The case is opened through the crystal and you can see the movement is supported by a rather substantial movement ring.  The 736 is basically a 735 but with a glucydur balance.  Note that the balance wheel has no timing screws going around the outside.   This balance is factory poised so if you break the balance staff you might as well replace the balance, as you can't make any adjustments to the balance weight.

I can tell from the inside of the case that this watch has been serviced a few times over the last 50 years.

Everything is laid out to dry after being cleaned.

The reassembled movement sparkles after being cleaned.  I think the 736 and the 731 are probably the finest movements Hamilton made.  You can add the 770 to the trio because by the end of the 1960's it too had a glucydur balance.  Oddly, the 770 didn't become a 771 when the balance changed while the 730 and 735 became the 731 and 736.  Go figure.
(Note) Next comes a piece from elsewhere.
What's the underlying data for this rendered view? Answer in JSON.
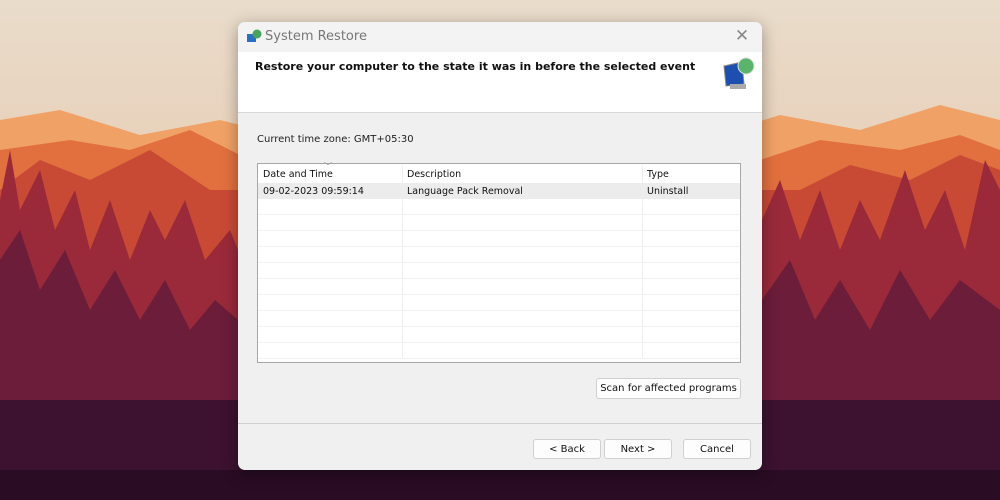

Whoa!  This beat error is way too high.  I thought initially by the distance between the lines that it would be 3-ish but it turns out the lines are so far apart that the bottom line is actually the "top" line.

Adjusting the beat error means centering the balance with the pallet fork and that requires removing the balance from the balance cock and rotating the hairspring appropriately.  I got it much better on my first try... normally it take several guesses.  Now I just need to speed it up a little.

There, with the mainspring fully wound the amplitude is vigorous and the beat error is 1 ms.  Not too shabby.

A new GS PHD crystal in 30.6mm and a fresh lizard strap complete the overhaul.  This Fairlane turned out great.  It's a good sized watch too, as you could probably guess by the size the movement ring that supports it.

And here's the back of the case and the presentation for 35 years of service to Ford Motor Co.  Henry Ford even signed it (not).


  1. I remember that movie, Dan! I think I even saw it in the theater. Hopefully the dollar theater.

    Regarding movements: It would be interesting to hear what movement you think would be least challenging for an aspiring watch hobbyist to learn to repair/maintain himself. Is there one that's simplest to access or that parts are more available for than the others? Thanks.

    John with the Lakeland

    1. Everything is relative in sort of a good, better, best kind of way. Some movements are hard, harder and hardest but all can give you trouble. I think the simplest is the 747 but the 731 is better because it has shock jewels. They get more difficult from there. Some of the worst are the tiny 22/0 sized ladies movements - but that's just because they are so small. I would recommend starting out with 747... it's very straightforward and relatively forgiving.

    2. And best of all, you get to tell people you're restoring a 747.

      Thanks, Dan.


  2. I just bought one of these Dan, with a 1964 inscription. After I receive it, I'll contact you about sending it to you for an overhaul.

    I remember the Ford Fairlane movie. It was pretty funny, but I was always an early ADC fan.

    1. Could someone tell me how to remove the crystal on 1964 Hamilton 736 18 jewel movement. It is a Ford Presentation Watch? I’m going to change the movement!

  3. Notably, Fair Lane was the name of Henry Ford's mansion, and now the name of many things in that area of Dearborn.

  4. I have my Grandpas hamilton Fairlane! He got it in 1964!on his 35th anniverssary! I treasure it! Still beautiful!

  5. I just purchased one of these. Not running.. I'm considering having it repaired and re-selling. Any idea on the value?

    1. Restored $425 to $500

    2. I have a 736 18 jewel movement that is good for parts!

  6. The Hamilton Fairlane has the best movement that was ever made.